#### [What you have to do]
For each line in the material below that holds "Management", copy that line.

◆ ◆ ◆ ◆ ◆ ◆ ◆

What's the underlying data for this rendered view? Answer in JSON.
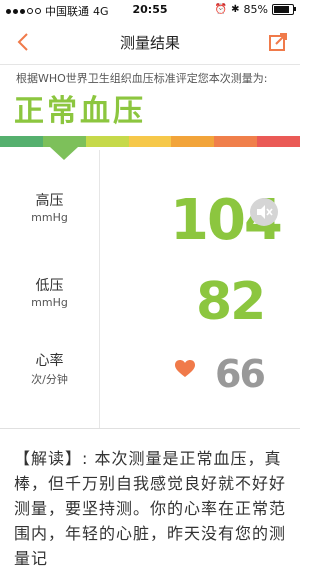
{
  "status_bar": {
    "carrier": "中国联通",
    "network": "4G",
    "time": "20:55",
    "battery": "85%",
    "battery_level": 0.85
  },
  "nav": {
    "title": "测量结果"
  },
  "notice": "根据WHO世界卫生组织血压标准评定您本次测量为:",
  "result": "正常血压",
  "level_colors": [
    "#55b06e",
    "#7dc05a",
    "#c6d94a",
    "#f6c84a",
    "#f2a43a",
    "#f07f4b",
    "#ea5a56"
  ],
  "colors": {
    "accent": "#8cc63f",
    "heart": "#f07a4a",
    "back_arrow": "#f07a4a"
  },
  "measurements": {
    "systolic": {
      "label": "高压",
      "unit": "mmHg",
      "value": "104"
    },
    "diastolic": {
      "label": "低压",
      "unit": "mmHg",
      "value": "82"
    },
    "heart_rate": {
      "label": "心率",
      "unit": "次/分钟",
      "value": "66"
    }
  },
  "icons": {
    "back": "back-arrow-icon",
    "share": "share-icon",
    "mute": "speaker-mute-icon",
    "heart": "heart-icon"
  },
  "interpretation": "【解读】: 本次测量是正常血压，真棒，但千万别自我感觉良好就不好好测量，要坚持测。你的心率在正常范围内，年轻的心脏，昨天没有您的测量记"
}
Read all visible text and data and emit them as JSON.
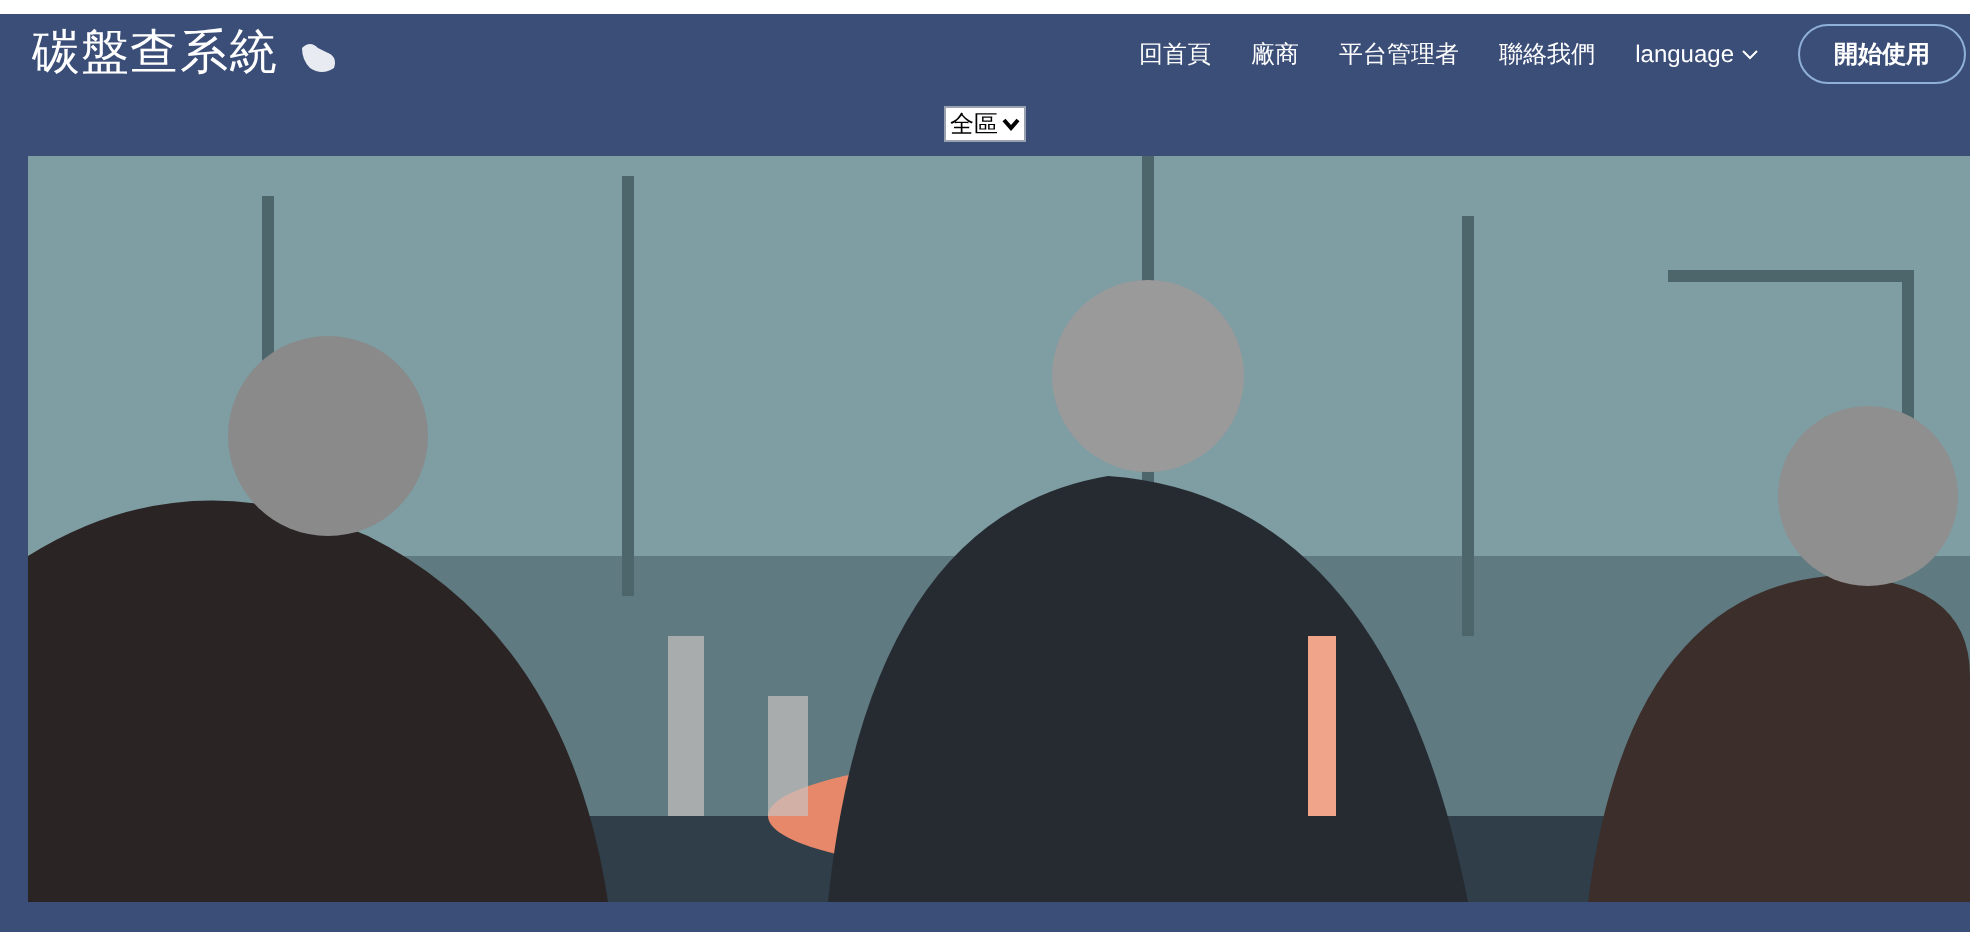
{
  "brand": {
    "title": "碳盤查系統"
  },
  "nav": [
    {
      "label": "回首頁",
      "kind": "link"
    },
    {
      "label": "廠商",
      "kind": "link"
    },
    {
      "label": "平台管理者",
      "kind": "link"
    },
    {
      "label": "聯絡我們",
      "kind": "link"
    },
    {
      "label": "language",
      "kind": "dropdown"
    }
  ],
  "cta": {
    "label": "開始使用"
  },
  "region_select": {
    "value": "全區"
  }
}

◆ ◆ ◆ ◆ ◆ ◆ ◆

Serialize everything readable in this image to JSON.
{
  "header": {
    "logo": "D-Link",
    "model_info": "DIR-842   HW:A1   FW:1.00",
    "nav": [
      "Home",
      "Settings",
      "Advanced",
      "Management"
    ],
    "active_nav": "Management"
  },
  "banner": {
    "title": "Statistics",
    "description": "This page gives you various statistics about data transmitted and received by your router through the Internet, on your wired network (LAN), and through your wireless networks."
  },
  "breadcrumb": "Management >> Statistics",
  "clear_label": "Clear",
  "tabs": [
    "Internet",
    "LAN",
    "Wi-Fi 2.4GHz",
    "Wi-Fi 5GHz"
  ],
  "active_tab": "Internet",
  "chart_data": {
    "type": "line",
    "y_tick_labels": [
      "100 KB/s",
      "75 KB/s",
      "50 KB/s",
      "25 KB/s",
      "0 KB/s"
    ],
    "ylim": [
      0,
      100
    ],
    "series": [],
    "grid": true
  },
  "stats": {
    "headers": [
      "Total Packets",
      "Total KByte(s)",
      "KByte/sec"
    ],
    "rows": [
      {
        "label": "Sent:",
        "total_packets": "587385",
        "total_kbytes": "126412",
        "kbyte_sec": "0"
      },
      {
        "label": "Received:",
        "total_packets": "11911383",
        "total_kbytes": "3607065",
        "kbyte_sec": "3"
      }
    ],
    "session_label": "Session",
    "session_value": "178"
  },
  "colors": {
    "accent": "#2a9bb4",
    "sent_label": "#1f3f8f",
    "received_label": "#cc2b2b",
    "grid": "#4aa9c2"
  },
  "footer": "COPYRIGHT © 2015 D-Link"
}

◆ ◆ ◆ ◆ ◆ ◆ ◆

#### [Answer space]
      "Management"
    "active_nav": "Management"
  "breadcrumb": "Management >> Statistics",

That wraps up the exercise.